== Data extracts ==
• • • • • • •

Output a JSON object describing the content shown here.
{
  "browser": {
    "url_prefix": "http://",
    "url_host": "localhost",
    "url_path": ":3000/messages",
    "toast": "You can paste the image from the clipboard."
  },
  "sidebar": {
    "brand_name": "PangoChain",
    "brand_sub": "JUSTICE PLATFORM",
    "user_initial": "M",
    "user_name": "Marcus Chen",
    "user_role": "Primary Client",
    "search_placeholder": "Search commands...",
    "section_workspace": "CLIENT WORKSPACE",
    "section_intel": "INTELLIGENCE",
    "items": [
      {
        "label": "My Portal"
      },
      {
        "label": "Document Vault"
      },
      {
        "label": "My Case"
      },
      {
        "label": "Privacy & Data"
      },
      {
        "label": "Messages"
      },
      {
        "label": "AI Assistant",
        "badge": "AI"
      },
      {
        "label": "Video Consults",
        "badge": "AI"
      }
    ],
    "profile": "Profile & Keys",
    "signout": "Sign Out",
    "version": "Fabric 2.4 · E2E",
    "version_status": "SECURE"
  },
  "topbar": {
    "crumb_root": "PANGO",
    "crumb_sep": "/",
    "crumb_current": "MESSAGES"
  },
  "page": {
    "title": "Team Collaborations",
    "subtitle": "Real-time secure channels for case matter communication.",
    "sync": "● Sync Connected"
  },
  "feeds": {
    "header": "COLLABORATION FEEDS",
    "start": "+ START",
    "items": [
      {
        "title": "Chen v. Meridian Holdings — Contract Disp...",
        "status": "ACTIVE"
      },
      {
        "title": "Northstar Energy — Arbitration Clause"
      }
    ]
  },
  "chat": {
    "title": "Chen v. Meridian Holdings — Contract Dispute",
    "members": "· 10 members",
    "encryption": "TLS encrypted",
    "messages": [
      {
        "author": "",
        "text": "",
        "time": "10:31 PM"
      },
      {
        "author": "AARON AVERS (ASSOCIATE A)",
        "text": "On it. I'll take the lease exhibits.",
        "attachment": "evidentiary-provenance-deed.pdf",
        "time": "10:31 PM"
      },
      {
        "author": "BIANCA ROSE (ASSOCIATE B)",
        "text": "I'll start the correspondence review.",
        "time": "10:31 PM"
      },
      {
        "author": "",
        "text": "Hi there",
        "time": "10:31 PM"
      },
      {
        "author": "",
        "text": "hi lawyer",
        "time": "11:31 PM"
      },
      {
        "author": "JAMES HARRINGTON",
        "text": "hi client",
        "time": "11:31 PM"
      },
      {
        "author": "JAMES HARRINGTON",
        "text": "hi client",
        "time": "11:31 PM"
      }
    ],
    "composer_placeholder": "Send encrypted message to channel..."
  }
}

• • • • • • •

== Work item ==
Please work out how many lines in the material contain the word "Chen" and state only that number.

== Reply to the task ==
3